One of the best things about working in an advertising agency is the variation of work available. I was able to work on blister packaging for Wattmaster tools as part of a product-launching campaign.
Questions I asked myself before starting the job included:
1. Was there any corporate branding or style manual I was to use?
2. What materials was the packaging to be printed on?
3. Were there any specifications/cost limitations regarding printing?
4. What size and shape were the items to be packaged?
5. Were there any other requirements for the packaging?
1. Style Manual
In this case, decease I was furnished with a style manual which provided me with CMYK corporate colours, the logo typeface and examples of how to implement the corporate banding (see image). Formulae were created to help adjust the corporate banding to the size of the package.
Printing was to be in Asia on a four-colour printing press as it was cost-competitive.

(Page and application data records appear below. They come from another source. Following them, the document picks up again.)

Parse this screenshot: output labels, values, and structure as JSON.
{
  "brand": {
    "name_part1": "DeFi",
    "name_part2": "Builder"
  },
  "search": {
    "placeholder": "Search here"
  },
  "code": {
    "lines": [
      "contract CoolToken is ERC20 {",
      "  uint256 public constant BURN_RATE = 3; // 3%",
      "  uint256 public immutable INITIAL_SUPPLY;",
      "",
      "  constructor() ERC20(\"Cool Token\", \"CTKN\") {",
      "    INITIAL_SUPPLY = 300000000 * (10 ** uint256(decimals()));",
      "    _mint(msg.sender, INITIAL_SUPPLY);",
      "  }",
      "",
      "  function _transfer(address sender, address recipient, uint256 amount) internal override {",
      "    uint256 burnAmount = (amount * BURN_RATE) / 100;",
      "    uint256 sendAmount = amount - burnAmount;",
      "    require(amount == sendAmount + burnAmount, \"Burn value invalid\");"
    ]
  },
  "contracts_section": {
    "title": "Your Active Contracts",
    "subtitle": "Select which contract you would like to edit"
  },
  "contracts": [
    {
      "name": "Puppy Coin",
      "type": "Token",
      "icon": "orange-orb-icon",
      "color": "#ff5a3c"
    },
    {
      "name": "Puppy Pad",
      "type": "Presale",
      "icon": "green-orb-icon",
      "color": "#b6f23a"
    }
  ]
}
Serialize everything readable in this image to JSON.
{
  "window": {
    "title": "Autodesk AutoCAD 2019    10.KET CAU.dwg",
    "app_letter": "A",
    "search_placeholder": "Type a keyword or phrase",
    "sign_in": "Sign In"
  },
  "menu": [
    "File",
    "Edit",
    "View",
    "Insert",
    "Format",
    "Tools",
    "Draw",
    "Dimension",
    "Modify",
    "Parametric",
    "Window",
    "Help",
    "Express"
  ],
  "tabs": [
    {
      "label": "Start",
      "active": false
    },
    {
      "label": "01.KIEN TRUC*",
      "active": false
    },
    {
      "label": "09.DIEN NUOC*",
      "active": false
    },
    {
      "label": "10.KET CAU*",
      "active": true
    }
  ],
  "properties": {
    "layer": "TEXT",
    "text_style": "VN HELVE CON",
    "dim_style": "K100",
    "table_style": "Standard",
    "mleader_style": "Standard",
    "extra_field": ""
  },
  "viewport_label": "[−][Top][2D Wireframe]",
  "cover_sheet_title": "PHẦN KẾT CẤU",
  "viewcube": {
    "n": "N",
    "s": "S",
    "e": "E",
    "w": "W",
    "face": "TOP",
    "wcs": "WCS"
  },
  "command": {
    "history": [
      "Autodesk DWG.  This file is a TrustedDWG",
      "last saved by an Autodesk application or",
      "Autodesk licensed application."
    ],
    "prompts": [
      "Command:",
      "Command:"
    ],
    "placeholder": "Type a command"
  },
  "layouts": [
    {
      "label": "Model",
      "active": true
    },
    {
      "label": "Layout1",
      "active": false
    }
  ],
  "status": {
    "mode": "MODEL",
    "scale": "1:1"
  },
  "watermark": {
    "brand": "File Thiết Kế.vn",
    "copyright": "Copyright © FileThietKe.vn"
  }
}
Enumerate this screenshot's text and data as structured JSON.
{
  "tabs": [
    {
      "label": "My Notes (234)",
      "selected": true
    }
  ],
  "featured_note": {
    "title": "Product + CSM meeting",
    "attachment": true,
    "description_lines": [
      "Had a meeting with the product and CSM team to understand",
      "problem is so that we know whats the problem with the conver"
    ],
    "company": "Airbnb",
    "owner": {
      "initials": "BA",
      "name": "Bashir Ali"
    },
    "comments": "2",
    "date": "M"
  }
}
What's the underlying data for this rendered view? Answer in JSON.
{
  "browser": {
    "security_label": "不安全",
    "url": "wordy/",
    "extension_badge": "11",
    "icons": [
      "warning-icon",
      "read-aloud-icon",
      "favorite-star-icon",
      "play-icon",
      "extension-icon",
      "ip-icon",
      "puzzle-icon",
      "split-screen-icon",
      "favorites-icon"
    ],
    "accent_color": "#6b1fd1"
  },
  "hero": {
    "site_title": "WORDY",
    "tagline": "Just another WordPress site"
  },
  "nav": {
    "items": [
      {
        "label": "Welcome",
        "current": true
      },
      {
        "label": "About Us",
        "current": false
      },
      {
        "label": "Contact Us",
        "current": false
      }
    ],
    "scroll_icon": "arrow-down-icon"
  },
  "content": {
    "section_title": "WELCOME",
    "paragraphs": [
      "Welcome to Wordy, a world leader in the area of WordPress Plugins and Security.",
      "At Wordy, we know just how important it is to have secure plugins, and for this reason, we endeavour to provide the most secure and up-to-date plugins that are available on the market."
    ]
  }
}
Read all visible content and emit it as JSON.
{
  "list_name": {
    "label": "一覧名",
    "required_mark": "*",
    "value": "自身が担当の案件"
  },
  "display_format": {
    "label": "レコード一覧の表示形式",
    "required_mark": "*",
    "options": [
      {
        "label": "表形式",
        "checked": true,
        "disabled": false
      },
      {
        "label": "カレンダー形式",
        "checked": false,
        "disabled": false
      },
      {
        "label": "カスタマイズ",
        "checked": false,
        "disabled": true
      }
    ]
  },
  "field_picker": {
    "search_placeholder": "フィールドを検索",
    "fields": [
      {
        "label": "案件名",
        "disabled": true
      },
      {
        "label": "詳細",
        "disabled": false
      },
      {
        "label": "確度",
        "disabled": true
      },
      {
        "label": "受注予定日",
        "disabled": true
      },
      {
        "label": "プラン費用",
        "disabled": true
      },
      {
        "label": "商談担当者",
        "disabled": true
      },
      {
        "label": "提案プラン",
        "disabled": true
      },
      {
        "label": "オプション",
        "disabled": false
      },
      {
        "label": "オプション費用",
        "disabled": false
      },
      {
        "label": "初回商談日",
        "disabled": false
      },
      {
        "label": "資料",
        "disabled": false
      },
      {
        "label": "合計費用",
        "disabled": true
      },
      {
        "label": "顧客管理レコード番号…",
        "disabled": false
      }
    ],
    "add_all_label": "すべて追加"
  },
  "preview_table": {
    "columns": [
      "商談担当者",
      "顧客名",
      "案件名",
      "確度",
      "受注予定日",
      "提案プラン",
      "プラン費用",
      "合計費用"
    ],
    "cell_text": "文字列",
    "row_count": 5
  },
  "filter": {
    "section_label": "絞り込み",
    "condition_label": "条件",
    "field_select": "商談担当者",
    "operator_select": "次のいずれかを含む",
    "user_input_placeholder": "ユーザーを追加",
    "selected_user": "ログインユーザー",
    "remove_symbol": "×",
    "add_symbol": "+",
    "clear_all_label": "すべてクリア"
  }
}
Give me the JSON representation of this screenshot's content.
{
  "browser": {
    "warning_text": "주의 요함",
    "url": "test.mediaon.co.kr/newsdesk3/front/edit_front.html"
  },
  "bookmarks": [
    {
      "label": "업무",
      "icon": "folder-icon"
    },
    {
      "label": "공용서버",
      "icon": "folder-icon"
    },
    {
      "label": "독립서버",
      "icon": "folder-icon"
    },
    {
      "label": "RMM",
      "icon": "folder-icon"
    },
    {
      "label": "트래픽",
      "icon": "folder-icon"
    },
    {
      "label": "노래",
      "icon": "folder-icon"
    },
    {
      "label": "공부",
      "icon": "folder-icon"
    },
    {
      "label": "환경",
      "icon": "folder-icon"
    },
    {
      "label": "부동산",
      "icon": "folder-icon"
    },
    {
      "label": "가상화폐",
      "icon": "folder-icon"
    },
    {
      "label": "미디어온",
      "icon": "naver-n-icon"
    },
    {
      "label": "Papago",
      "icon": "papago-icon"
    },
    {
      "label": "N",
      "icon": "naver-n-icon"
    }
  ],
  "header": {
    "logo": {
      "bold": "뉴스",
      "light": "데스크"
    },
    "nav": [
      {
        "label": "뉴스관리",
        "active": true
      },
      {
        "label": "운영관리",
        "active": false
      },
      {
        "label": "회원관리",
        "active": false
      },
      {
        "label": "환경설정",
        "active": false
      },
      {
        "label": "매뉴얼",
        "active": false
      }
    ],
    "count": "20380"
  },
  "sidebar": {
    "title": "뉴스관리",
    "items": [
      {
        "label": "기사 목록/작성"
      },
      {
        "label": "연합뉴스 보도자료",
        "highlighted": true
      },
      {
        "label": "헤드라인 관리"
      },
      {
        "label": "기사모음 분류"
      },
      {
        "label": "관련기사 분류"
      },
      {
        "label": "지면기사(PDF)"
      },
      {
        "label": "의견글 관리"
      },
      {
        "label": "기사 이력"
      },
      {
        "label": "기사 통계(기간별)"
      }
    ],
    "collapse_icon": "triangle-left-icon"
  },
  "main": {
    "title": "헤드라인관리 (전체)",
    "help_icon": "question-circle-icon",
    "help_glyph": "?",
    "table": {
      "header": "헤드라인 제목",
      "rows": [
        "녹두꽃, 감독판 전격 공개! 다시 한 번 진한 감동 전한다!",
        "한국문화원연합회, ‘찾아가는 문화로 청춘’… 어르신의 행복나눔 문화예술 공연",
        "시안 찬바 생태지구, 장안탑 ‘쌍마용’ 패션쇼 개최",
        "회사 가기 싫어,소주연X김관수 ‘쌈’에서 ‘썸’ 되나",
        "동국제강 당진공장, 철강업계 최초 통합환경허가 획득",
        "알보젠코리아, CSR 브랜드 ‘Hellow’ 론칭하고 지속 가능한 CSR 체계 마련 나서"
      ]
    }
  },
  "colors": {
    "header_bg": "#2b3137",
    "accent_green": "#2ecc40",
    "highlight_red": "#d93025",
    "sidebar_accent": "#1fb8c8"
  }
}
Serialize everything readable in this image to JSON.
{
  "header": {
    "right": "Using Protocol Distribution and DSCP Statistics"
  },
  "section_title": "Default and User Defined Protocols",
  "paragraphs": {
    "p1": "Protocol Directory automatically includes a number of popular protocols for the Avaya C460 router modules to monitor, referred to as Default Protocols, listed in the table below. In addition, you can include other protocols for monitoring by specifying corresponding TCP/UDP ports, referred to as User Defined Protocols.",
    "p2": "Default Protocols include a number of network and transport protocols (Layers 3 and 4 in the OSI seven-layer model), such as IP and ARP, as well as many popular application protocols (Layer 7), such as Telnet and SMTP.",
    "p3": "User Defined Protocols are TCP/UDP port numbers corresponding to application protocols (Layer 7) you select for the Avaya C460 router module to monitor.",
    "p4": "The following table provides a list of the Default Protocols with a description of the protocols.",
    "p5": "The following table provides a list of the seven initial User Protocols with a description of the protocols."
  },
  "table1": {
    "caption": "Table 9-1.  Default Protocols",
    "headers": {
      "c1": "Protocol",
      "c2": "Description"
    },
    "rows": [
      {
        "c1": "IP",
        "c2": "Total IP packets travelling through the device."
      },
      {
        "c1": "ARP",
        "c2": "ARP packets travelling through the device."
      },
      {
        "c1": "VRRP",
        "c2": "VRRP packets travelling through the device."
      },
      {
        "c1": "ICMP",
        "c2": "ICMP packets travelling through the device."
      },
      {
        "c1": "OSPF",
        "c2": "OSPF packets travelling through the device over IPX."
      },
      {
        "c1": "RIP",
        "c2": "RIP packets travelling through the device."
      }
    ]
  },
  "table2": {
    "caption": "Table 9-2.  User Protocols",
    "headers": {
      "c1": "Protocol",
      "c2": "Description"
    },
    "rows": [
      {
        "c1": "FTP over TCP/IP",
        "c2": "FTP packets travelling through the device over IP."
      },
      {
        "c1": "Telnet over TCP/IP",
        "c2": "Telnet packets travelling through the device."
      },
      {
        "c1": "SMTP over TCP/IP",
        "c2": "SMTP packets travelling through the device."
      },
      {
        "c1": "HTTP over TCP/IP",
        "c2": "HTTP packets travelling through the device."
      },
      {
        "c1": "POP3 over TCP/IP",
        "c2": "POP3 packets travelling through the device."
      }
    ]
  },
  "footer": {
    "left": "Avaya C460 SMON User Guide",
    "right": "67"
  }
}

The CMYK printing was on a card backing and the transparent plastic blister would seal the item to the backing.
3. Printing Limitations
I felt that by printing in the least amount of colours possible (ie, the corporate colours on the front and black on the back) would help cut additional plate costs, hence by converting all CMYK to spot colours, were were able to use two inks and two plates instead of four of each. This process can help with most printing jobs except digital ones. It is also handy to use spot colours to get the exact hue and shade of colour that is required.
4. Item Shape & Size
The client provided the actual items to be packaged, so it was easy enough to measure the items and create mockups to sit the items on. The main problem was fitting the subheadings aroung the blister packs, so we made some backing larger or text smaller and maintained the rest of the corporate style for all packs.
5. Other Requirements
The packaging was destinied for a retail environment and required barcodes, product line numbers and hooks. I used a simple program like Barcode Pro to create the barcodes (the client supplied the number) and designed the rest in Adobe Illustrator CS as it helped to have vector images available for resizing. I designed the hooks in white on the front and black on the back to help them stand out in mockups. The client provided the product numbers, which I typed in on the bottom of the packaging. For the final version, I removed the hooks after printing a draft for the printer, and also added bleed on all edges. The files were sent as Illustrator .ai and .eps files, along with a hard copy to the printers.
Packaging was a fun experience for me as it was the result of months of cumulative work for the same client and it was great to get mockups organised quickly by using formula and specifications for a change instead of free art. There was always an oddly shaped item which made everyone rack their brains for packaging ideas, but we got there in the end!